By Stephen Wilson
If you live in the Lehigh Valley, you may pass a Chevy Impala shuttling down Route 22 during the morning rush-hour commute. Inside is Jessica Ammous ’21, a commuter student from Whitehall Township, a suburb of Allentown.
She considers the valley her second home. Her first is Syria. Commuters around her may hear news of Syria on their morning drives that conjure images of street fighting, destroyed cities, and ruined lives.
While the five-year civil war has come to an end and Aleppo has been the scene of tremendous devastation, Ammous recalls only beauty.
Not that she didn’t experience the loss. She was at a Girl Scout meeting in her church basement when a mini-bomb shattered windows on the first floor.
“We were used to it,” she says. “So we didn’t go home after the bomb exploded. The meeting continued.”
Despite the conflict, daily aspects of Ammous’ life continued as normal. She continued her 20-minute walk to school each day. Her family continued to visit extended family in other cities. She continued to be a teen, staying out until the city-wide curfew.
This resilience was a characteristic she drew on when her family moved back here in 2014. Ammous was born in the U.S. but returned to Syria as a 2-month-old.
So she began her sophomore year in high school, longing for the language, food, traditions, and culture of her homeland.
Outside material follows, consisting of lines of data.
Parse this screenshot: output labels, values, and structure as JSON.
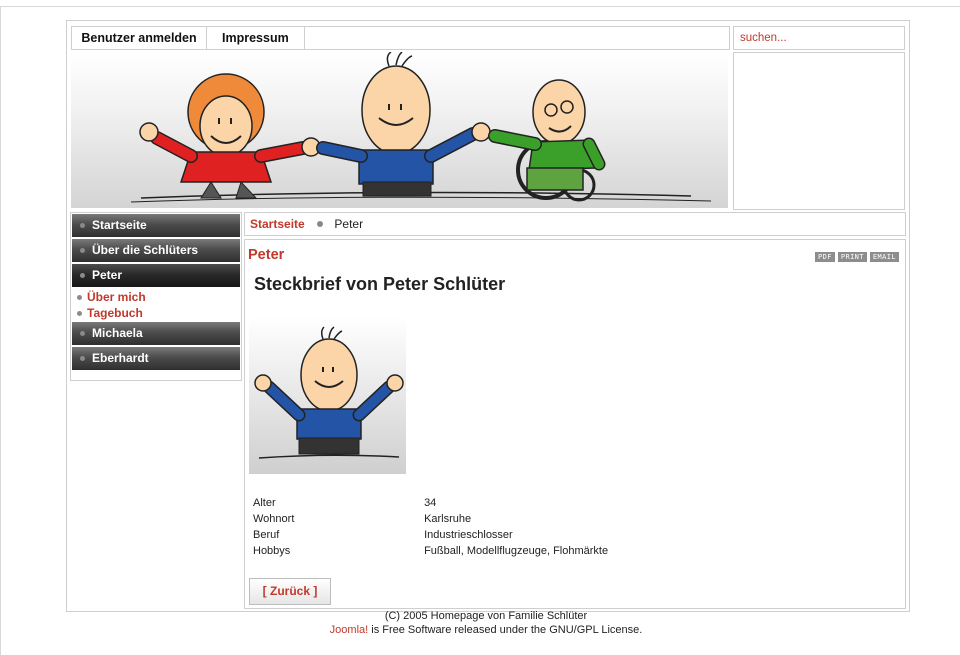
{
  "topnav": {
    "login": "Benutzer anmelden",
    "impressum": "Impressum"
  },
  "search": {
    "placeholder": "suchen..."
  },
  "menu": {
    "items": [
      {
        "label": "Startseite"
      },
      {
        "label": "Über die Schlüters"
      },
      {
        "label": "Peter"
      },
      {
        "label": "Michaela"
      },
      {
        "label": "Eberhardt"
      }
    ],
    "subitems": [
      {
        "label": "Über mich"
      },
      {
        "label": "Tagebuch"
      }
    ]
  },
  "breadcrumb": {
    "home": "Startseite",
    "current": "Peter"
  },
  "content": {
    "title": "Peter",
    "heading": "Steckbrief von Peter Schlüter",
    "icons": {
      "pdf": "PDF",
      "print": "PRINT",
      "email": "EMAIL"
    },
    "profile": [
      {
        "label": "Alter",
        "value": "34"
      },
      {
        "label": "Wohnort",
        "value": "Karlsruhe"
      },
      {
        "label": "Beruf",
        "value": "Industrieschlosser"
      },
      {
        "label": "Hobbys",
        "value": "Fußball, Modellflugzeuge, Flohmärkte"
      }
    ],
    "back": "[ Zurück ]"
  },
  "footer": {
    "line1": "(C) 2005 Homepage von Familie Schlüter",
    "joomla": "Joomla!",
    "line2": " is Free Software released under the GNU/GPL License."
  },
  "colors": {
    "accent": "#c0392b",
    "menu_bg": "#3a3a3a",
    "border": "#cfcfcf"
  }
}
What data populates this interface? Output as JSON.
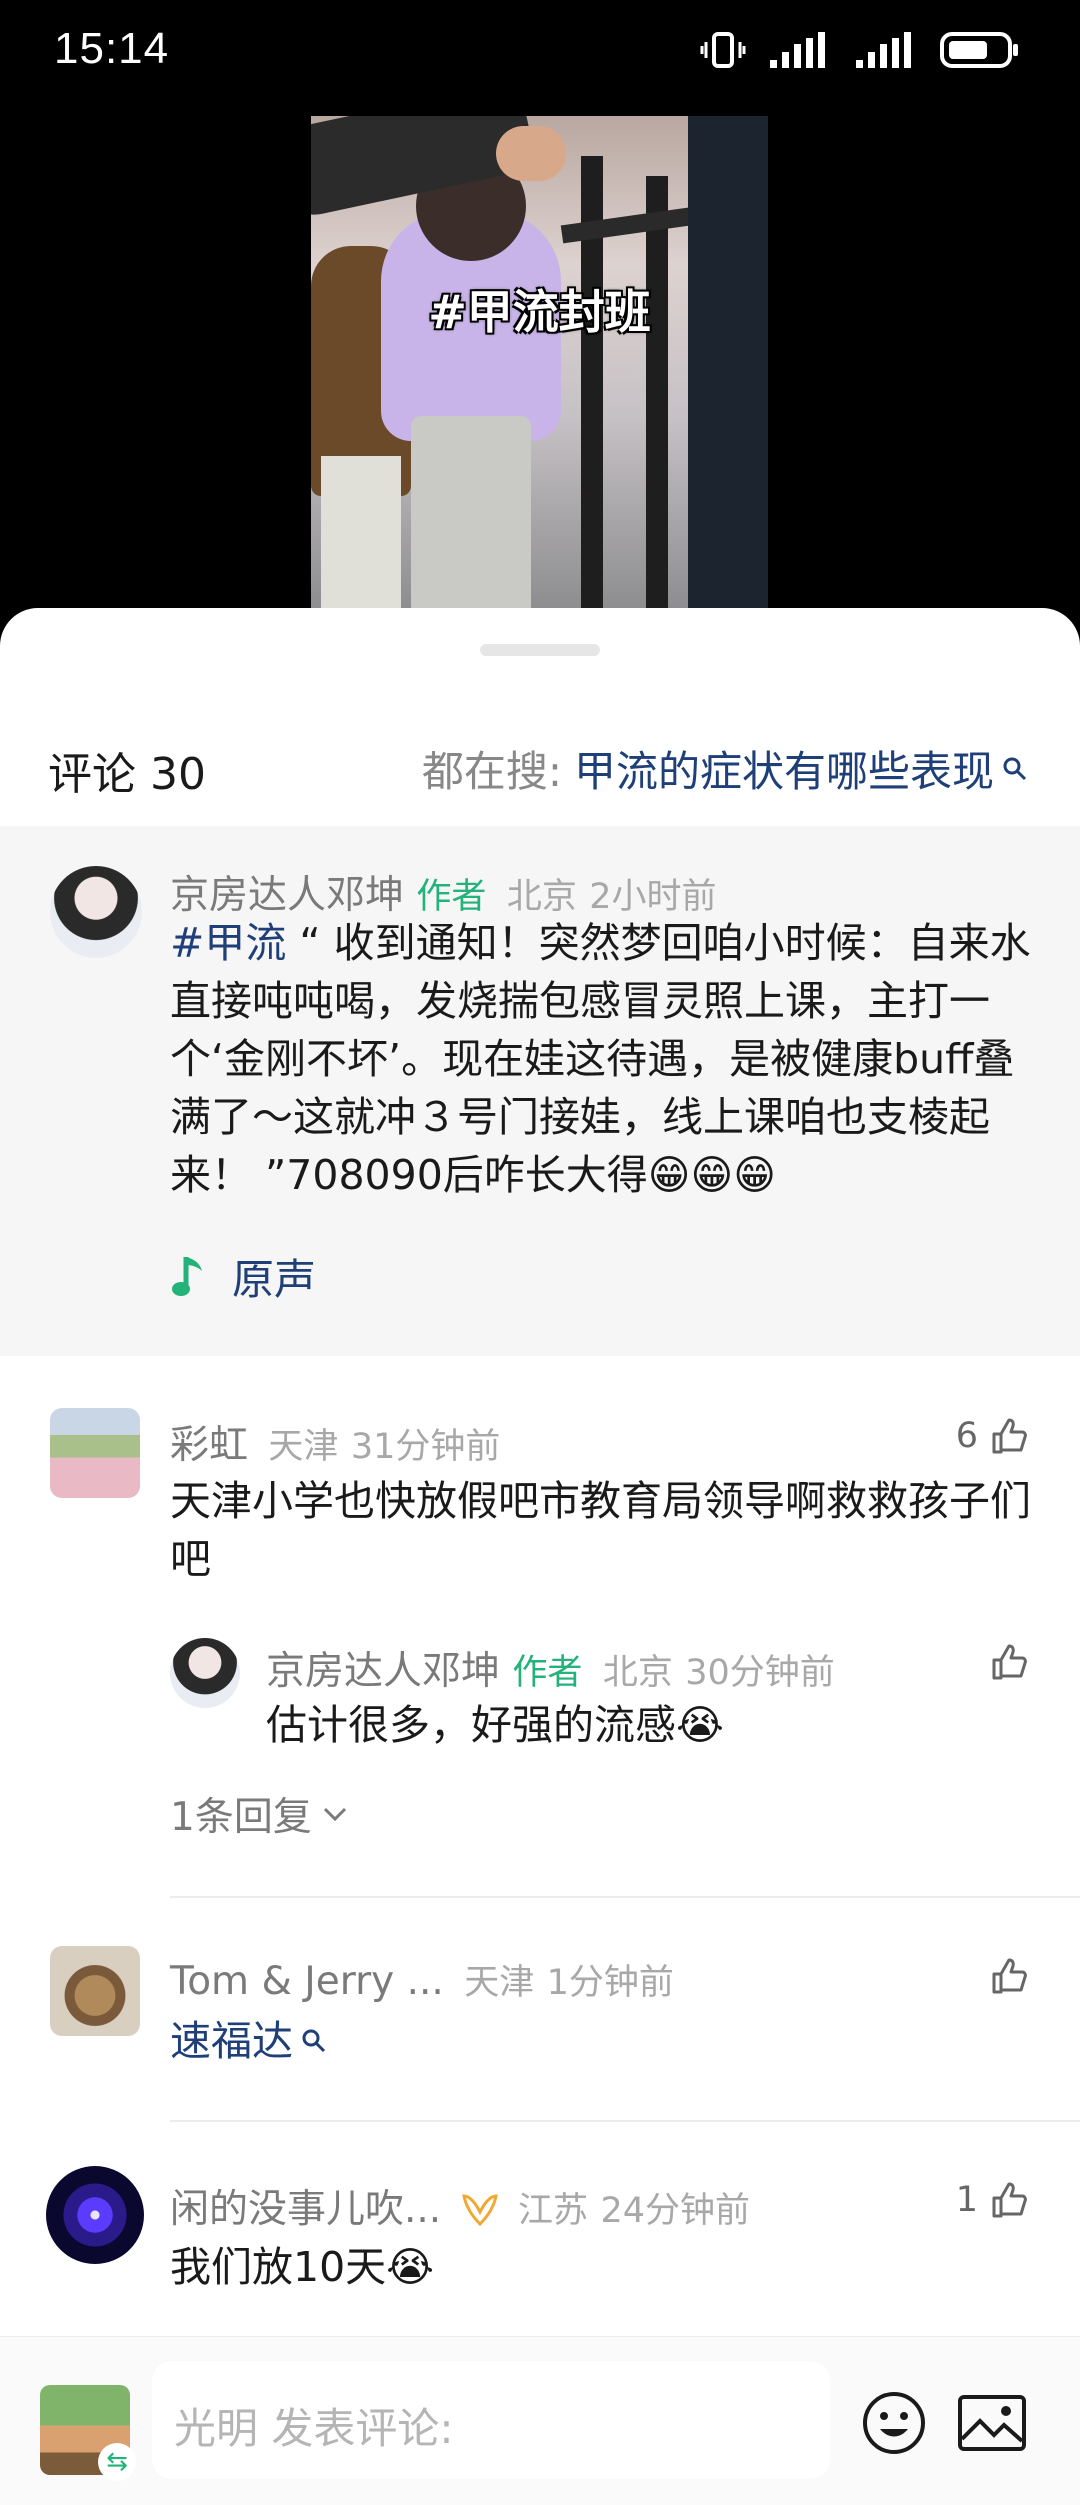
{
  "status": {
    "time": "15:14"
  },
  "video": {
    "caption": "#甲流封班"
  },
  "header": {
    "comment_label": "评论 30",
    "hot_prefix": "都在搜:",
    "hot_query": "甲流的症状有哪些表现"
  },
  "pinned": {
    "username": "京房达人邓坤",
    "author_tag": "作者",
    "location": "北京",
    "time": "2小时前",
    "topic": "#甲流",
    "text": " “ 收到通知！突然梦回咱小时候：自来水直接吨吨喝，发烧揣包感冒灵照上课，主打一个‘金刚不坏’。现在娃这待遇，是被健康buff叠满了～这就冲３号门接娃，线上课咱也支棱起来！ ”708090后咋长大得😁😁😁",
    "original_sound": "原声"
  },
  "comments": [
    {
      "username": "彩虹",
      "location": "天津",
      "time": "31分钟前",
      "likes": "6",
      "text": "天津小学也快放假吧市教育局领导啊救救孩子们吧",
      "reply": {
        "username": "京房达人邓坤",
        "author_tag": "作者",
        "location": "北京",
        "time": "30分钟前",
        "text": "估计很多，好强的流感😭"
      },
      "more_replies": "1条回复"
    },
    {
      "username": "Tom & Jerry ...",
      "location": "天津",
      "time": "1分钟前",
      "text": "速福达"
    },
    {
      "username": "闲的没事儿吹...",
      "location": "江苏",
      "time": "24分钟前",
      "likes": "1",
      "text": "我们放10天😭"
    }
  ],
  "input_bar": {
    "placeholder": "光明 发表评论:"
  },
  "colors": {
    "link_blue": "#1f3f78",
    "author_green": "#22b27a",
    "meta_gray": "#a8a8a8"
  }
}
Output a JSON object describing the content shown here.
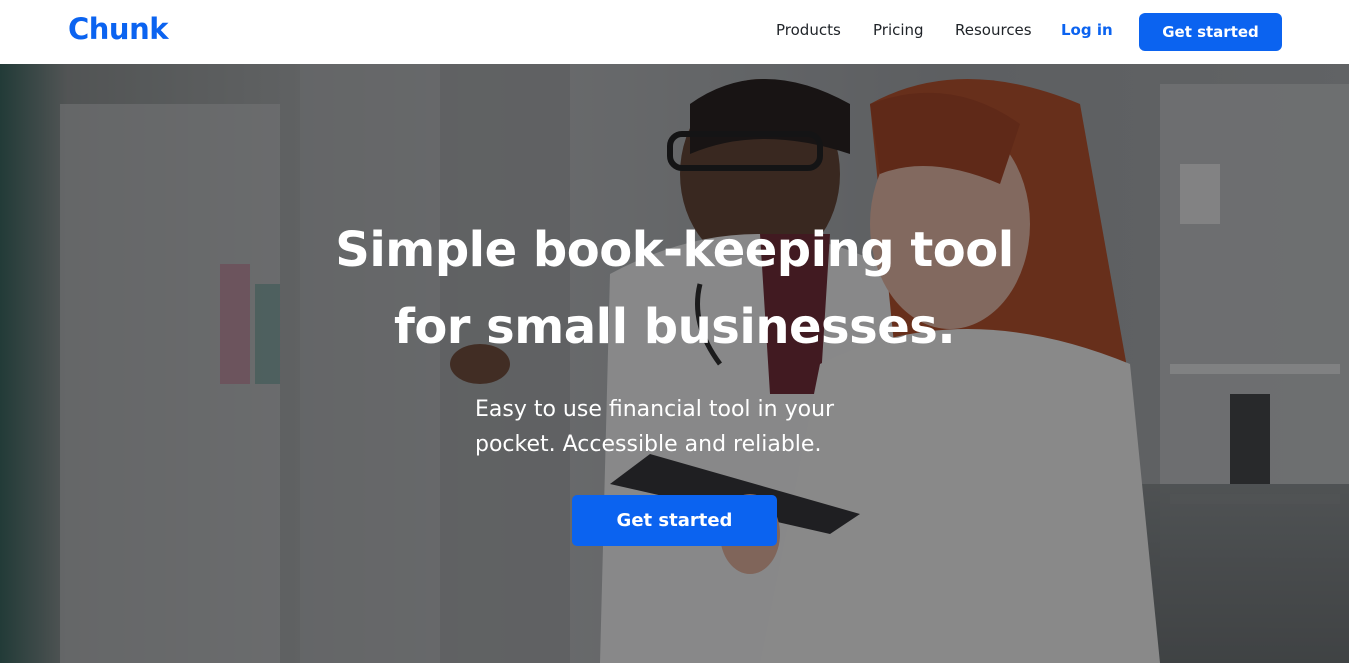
{
  "brand": {
    "logo_text": "Chunk",
    "accent_color": "#0b63f0"
  },
  "nav": {
    "links": [
      {
        "label": "Products"
      },
      {
        "label": "Pricing"
      },
      {
        "label": "Resources"
      }
    ],
    "login_label": "Log in",
    "cta_label": "Get started"
  },
  "hero": {
    "title_line1": "Simple book-keeping tool",
    "title_line2": "for small businesses.",
    "subtitle_line1": "Easy to use financial tool in your",
    "subtitle_line2": "pocket. Accessible and reliable.",
    "cta_label": "Get started",
    "image_description_icon": "hero-photo"
  }
}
“I was quiet that year of school,” she says. “I didn’t have the courage to speak, scared of how my accent might sound. But my English was good enough that I didn’t have to take English as a Second Language courses. Instead I was placed in regular classes.”
In the quiet, she “worked on herself,” reading books, practicing her English, and studying hard.
Her confidence grew.
“I took AP classes my junior year and joined book club, National Honor Society, Math Honors Society, Science Honors Society, and volunteered for homecoming and prom,” she says.
When the time came to look at colleges, her parents wanted her to stay local.
It helped that many of her Syrian peers were in similar situations.
“I graduated with 25 other Syrian Americans in my class,” she says. “They are my closest friends, and many also planned to commute to college.”
When she visited Lafayette, she fell in love.
“I walked on campus and knew I had found my home,” she says. “I prayed to be accepted.”
Faith is fundamental in the Ammous home.
“As a Christian, the church has been a central part of my life,” she says. “While it can surprise people here, there are many Christians in Syria.”
At church she was in her youth fellowship and active in community service projects.
Her prayers were answered, but attending Lafayette was only possible with the help of financial aid.
“I am so grateful for what the Lafayette community has given me,” she says. “It motivates me to work even harder.”
She’s not afraid of hard work. Ammous spends her weekends in retail sales, clocking nearly 15 hours. This work ethic was inspired by her parents.
“My dad was an engineer, and my mother taught English in Syria,” she says. “But when we returned to the U.S., the time and energy to transfer those degrees was too great. Our family’s needs made finding work the main priority, so they are not using their diplomas. That sacrifice motivates me.”
She has clear ambitions. Planning to major in biology on a pre-med track, she wants to combine her love of anatomy and science with her desire to see people happy. General medicine attracts her most.
While she is not an on-campus resident, her classes and projects have her feeling involved and connected.
“I am on campus during the day and with people here,” she says. “I am at home with my family at night, and hang out speaking Arabic with my Syrian friends for fun. I feel like I have three homes. Each is in my heart and made me who I am right now.”